I’ve been adding books to my Kindle for a few months, but until I arrived in California I hadn’t gotten around to reading most of them. This week I read three.
#1 Healing Teeth
My choppers are pretty awesome, but do anything I can to avoid dentists so I am receptive to any message that we can restore our dental health through the nutritional choices we make. The title of this book is – by the author’s own words – meant to grab your attention. It is not a protocol that uses sugar to fix cavities. But you can use sugar to boost metabolism, which could help the tooth heal. An indirect path.

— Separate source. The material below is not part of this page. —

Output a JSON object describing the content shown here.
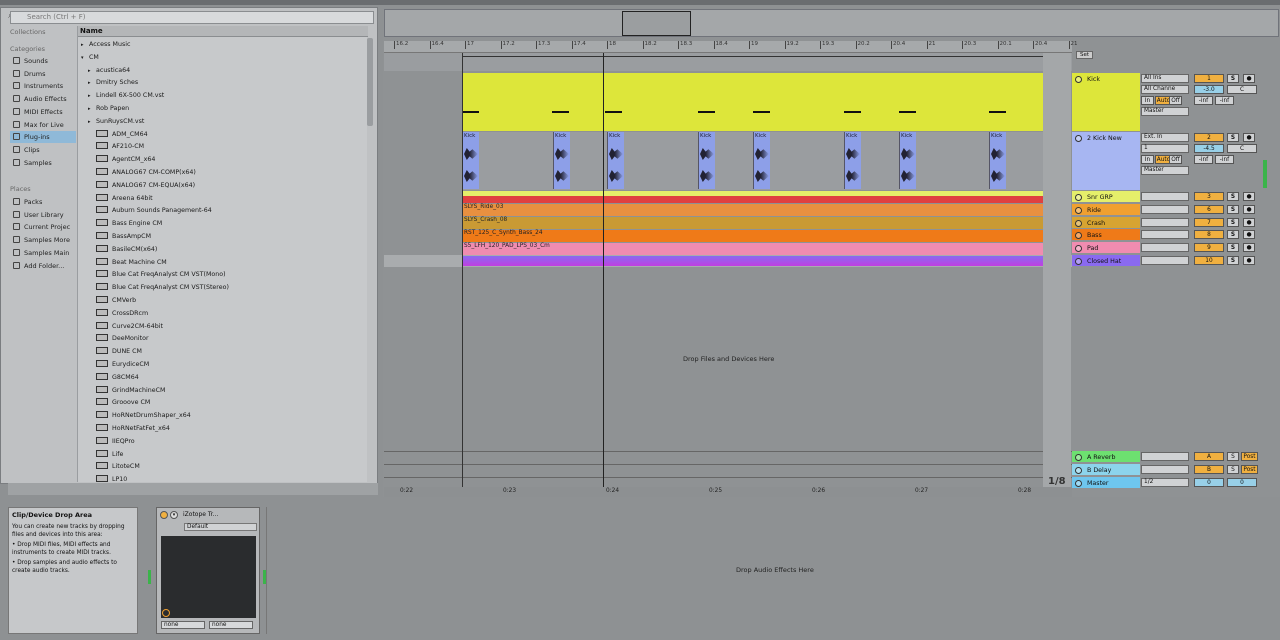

The book gives a shout out to Weston A. Price’s work connecting dental health with fat soluble vitamins (A, D, K). It is a quick read and you are likely to walk away with a few ideas on improving the health of your teeth. For me I was interested in the discussion of calcium bentonite clay as not only a supplement mix in drinks, but to brush onto the teeth themselves.
Even though I’ve never considered myself hypoglycemic, I gave this a read because I’ve gotten value from other books by Matt Stone. The beginning of the book leads off with a discussion of hypoglycemia and how our current thinking about it is flawed. The book also talks about why we can sometimes get tired after a meal, especially breakfast. All this ties into more discussion of metabolism and body temperature, which are topics well covered in his books Eat For Heat and Diet Recovery 2.
#3 Sandbag Training
I read about sandbag training a decade ago in the context of grip strength training. I’m sure it was mentioned in one of John Brookfield’s books. But I hadn’t looked into actual sandbag training until I read this book. At first I thought I wouldn’t like this book, mostly because I dislike most fitness books, as they preach high skill movements when a simple plan such as Hillfit 2.0 is safer and more effective.
This book won me over, because the author keeps it simple. He shows you how to make your own sandbag and then walks you through a variety of workout philosophies using the sandbag. One section is devoted to High Intensity Training. Good! Now I wouldn’t do all the exercises in the book, but he has done a decent job of selecting movements that are not too difficult to learn. There are no stupid exercises, such as jumping on a pile of boxes.
I don’t think I’ll start sandbag training, but I could see a younger version of me really getting into this, especially when I had my own backyard.